My activism regarding this issue initiated last spring when I saw my TAG identified (then 8th grade) daughter's benchmark testing plummet with reform math. She nearly failed 10th grade benchmarks--appropriately tested at that level because she had completed successfully 2 years of high school math. Integrated Mathematics, a "spiraled" approach to mathematics taught through "discovery learning," is deficient in content. We learned that the hard way with a math tutor this past summer as we filled in Algebra 1 holes.

I was fortunate that our son's exceptional 5th grade elementary school teacher continued to teach math as he always did--with experience and differentiation. He estimated he used the new curriculum 10% instructionally last year. My son (who had been on an IEP for a learning disability for most of elementary education, stemming from language delays identified in pre-school) nearly failed math in 4th grade benchmarks. Last year, he exceeded benchmarks.

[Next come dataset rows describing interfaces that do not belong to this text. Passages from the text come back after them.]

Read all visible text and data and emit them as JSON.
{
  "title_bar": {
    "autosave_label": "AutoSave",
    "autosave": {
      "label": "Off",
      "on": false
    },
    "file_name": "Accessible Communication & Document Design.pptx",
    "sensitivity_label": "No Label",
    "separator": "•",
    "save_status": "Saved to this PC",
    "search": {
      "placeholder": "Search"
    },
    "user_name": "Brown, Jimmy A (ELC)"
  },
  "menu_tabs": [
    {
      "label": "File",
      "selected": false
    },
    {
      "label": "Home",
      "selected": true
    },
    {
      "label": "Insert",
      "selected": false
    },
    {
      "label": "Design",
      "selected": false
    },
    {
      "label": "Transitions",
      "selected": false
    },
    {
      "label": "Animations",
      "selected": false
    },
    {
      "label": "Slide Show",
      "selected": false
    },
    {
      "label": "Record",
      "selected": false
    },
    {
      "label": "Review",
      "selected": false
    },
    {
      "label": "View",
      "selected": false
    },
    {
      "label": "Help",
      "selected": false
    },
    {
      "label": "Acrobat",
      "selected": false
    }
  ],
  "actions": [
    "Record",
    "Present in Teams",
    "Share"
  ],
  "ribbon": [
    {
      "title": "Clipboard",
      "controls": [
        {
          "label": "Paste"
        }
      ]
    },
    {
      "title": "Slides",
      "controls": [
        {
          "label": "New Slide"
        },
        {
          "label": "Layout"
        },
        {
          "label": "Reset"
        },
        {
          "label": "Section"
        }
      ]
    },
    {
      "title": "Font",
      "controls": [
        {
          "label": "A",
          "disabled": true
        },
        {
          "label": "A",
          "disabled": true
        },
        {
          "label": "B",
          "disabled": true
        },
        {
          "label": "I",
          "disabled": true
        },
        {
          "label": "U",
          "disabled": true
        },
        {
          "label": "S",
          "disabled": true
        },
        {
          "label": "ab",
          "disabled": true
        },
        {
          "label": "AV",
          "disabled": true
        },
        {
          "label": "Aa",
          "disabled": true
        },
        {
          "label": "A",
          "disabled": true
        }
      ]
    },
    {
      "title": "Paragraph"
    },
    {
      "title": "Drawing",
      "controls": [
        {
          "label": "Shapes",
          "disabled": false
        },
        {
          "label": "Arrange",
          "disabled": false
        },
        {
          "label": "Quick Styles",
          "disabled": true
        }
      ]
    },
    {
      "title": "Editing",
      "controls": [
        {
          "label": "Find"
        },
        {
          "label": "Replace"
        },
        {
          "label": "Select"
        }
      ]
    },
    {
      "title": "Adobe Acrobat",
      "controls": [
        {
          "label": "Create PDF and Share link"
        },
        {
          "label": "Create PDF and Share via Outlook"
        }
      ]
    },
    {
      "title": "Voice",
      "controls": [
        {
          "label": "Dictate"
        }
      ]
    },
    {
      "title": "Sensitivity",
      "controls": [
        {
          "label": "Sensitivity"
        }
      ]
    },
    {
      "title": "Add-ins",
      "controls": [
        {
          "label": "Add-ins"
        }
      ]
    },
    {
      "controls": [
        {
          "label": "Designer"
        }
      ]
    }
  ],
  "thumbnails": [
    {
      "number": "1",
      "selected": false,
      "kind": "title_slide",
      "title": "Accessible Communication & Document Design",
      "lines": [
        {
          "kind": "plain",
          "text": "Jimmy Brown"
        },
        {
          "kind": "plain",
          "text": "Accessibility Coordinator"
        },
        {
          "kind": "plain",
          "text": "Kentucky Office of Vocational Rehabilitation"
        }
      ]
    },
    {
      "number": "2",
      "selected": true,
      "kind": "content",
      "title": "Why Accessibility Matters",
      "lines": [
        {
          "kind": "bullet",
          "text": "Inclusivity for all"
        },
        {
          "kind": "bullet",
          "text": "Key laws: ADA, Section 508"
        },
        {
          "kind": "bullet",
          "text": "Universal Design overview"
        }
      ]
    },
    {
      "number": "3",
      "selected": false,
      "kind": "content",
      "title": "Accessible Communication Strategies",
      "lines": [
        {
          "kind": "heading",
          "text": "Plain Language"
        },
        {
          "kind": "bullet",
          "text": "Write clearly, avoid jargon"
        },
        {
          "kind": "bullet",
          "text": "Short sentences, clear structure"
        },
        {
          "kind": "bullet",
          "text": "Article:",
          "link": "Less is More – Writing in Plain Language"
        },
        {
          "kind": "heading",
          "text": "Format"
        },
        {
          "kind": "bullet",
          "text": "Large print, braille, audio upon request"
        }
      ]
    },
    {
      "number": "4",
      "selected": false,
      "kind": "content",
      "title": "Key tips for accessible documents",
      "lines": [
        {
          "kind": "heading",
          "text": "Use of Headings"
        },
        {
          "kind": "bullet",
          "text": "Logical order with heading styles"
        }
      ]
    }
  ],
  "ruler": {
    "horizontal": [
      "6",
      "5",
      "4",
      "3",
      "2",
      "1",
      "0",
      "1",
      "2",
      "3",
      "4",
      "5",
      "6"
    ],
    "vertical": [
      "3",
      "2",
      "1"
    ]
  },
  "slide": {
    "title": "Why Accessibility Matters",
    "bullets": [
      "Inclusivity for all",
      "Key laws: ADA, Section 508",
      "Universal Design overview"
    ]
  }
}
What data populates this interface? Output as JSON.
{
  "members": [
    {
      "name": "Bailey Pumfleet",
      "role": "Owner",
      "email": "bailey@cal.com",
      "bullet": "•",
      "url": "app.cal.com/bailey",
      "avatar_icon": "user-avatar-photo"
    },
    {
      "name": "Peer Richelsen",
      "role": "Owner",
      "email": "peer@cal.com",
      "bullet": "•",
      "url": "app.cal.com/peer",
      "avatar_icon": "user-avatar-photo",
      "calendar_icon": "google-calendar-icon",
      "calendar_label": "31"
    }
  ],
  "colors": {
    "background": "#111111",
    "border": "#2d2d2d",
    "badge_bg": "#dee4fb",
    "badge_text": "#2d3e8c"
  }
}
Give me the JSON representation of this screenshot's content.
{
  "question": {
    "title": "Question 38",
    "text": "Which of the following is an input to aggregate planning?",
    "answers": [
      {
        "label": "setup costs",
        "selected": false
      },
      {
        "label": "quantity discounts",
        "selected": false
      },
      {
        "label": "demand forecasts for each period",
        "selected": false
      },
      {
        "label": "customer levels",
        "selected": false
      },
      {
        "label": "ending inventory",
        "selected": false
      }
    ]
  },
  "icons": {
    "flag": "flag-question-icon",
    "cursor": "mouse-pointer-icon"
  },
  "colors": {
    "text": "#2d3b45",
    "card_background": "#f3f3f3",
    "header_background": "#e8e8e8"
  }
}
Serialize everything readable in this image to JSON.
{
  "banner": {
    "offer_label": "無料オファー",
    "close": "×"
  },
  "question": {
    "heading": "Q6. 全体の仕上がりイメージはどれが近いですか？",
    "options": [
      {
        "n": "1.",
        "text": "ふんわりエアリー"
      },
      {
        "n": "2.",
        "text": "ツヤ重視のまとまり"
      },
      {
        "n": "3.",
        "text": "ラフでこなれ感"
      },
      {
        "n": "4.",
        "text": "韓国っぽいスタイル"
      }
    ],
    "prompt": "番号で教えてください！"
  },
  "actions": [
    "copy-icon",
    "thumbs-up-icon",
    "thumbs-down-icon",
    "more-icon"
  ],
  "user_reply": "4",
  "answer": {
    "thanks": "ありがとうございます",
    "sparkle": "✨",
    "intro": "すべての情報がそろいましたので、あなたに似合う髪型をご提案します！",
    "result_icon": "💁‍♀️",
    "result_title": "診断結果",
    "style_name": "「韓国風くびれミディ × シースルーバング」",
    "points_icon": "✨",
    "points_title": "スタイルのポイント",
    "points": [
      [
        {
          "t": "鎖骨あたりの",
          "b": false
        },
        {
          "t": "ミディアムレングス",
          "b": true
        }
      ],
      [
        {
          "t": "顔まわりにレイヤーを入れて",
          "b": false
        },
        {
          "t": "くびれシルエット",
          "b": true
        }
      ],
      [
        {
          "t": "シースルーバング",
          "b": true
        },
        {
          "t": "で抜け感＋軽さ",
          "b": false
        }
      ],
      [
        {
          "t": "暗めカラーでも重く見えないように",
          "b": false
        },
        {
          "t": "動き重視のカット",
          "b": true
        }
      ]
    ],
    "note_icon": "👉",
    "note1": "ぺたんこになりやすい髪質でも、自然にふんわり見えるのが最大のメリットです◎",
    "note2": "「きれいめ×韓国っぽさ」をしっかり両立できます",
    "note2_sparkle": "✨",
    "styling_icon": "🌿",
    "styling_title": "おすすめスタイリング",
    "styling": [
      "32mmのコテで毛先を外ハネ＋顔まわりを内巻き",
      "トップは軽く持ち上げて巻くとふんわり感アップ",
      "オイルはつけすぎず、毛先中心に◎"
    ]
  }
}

Teachers who used "contraband" curriculum, have had no voice and are at risk to be relocated to different schools as punishment for speaking up. Furthermore, I have concerns that the teacher's union will not represent teachers well because a growing number of teachers are TOSAs, teachers on special assignment. TOSAs are better categorized as administrators because they tend to have no direct contact with children. (This is one way to hide administrative costs and potentially skew student:teacher ratios.) The "independent" investigation requested of our district and done by Miller Nash law firm included the investigation of 3 TOSAs. 3 teachers who are members of the teachers union. One of the Board members is my daughter's former math teacher, Geoff Hunnicutt.

My son, like many children, needs direct instruction inclusive of math foundations. This has not been the pedagogical approach promulgated by the NCTM and research grants from the NSF MSP or Foundations. Mired in politics (some of which has been cast as religious, right wing oriented), curriculum development and pedagogical approaches are just a cash cow and do not protect the rights of a child.

Parents of Autistic Children of Oregon (POAC of Oregon) are looking for leadership from math activists in the Beaverton School District to help their kids.

I can understand why. I have hit a stone wall when I seek help from The Oregon Parent Training and Information Center and Oregon Advocacy Center for representation regarding this issue.

Our activist group, OPTIMA, Oregon Parents for Thorough Instruction in MAthematics, has key goals listed here.

Beyond that is our concern regarding human research in the schools that may tap into Constitutional violations.

I believe these two phrases are important:

  • "commonly accepted educational settings, involving normal educational practices"
  • "place the subjects at risk of criminal or civil liability or be damaging to the subjects' financial standing, employability"


Representative Wu, you have told me that you attended Harvard Medical School before you found your calling in politics. I know you recognize the importance of ethics and good science in human research.

Kathy Pfaendler's conflict of interest has impacted our children's math education for years to come. Our school district is in its 4th year of a 7 year adoption cycle. As such, we are in our 2nd year of implementation of these materials. We are in the 2nd year of implementation of the pedagogical approach our OMLI grant is researching. Presumably because of the NCTM focal points, our state is revising math standards and our school district is following suit. A new adoption cycle begins next year. It will be at least two and a half years before we have new materials in place.

In the meantime, most schools, including the principal of an OMLI school, in our school district preach to parents that the current math adoption is comprehensive and meets the needs of all children.

This is utterly incorrect!

I apologize that this email is so long. I am hopeful that you are in Oregon for the holidays. I would love to speak with you further on this topic. The civil rights of our children are being violated.

Best regards,
Kris A., MD